Action item: Look through the records below and copy each line that includes the word "post".

── Supplied material

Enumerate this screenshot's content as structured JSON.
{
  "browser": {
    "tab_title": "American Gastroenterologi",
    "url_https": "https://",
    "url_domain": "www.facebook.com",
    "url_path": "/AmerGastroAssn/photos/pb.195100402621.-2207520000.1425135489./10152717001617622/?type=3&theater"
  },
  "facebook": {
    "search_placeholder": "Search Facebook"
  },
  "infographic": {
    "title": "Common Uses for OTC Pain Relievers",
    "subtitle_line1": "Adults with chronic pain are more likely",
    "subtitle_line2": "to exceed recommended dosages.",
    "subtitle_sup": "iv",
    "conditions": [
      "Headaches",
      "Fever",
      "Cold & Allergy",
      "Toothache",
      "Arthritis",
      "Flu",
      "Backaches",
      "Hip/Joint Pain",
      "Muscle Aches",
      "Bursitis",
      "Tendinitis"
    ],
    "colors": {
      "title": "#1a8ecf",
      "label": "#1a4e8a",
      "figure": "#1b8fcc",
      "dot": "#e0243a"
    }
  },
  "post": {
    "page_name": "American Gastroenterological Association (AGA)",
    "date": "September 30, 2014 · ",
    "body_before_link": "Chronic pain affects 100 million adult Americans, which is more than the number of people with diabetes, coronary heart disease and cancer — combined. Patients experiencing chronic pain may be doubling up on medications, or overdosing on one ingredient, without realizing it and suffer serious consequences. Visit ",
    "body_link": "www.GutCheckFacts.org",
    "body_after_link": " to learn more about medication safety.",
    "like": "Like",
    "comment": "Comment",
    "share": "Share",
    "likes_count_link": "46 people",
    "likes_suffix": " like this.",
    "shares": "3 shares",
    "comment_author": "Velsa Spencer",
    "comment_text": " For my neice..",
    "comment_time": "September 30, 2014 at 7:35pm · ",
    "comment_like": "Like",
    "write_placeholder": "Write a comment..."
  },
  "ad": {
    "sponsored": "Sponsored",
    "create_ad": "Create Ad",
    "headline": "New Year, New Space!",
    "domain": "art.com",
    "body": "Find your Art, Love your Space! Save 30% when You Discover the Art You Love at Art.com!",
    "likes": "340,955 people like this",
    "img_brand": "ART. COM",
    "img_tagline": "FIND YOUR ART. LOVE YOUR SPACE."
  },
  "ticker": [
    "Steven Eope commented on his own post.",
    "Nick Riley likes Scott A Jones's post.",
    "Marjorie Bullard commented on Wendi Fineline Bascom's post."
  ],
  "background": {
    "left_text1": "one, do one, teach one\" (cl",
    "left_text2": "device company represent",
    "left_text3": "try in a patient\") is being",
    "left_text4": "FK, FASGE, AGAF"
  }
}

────

Solution for this exercise:
  "post": {
    "Steven Eope commented on his own post.",
    "Nick Riley likes Scott A Jones's post.",
    "Marjorie Bullard commented on Wendi Fineline Bascom's post."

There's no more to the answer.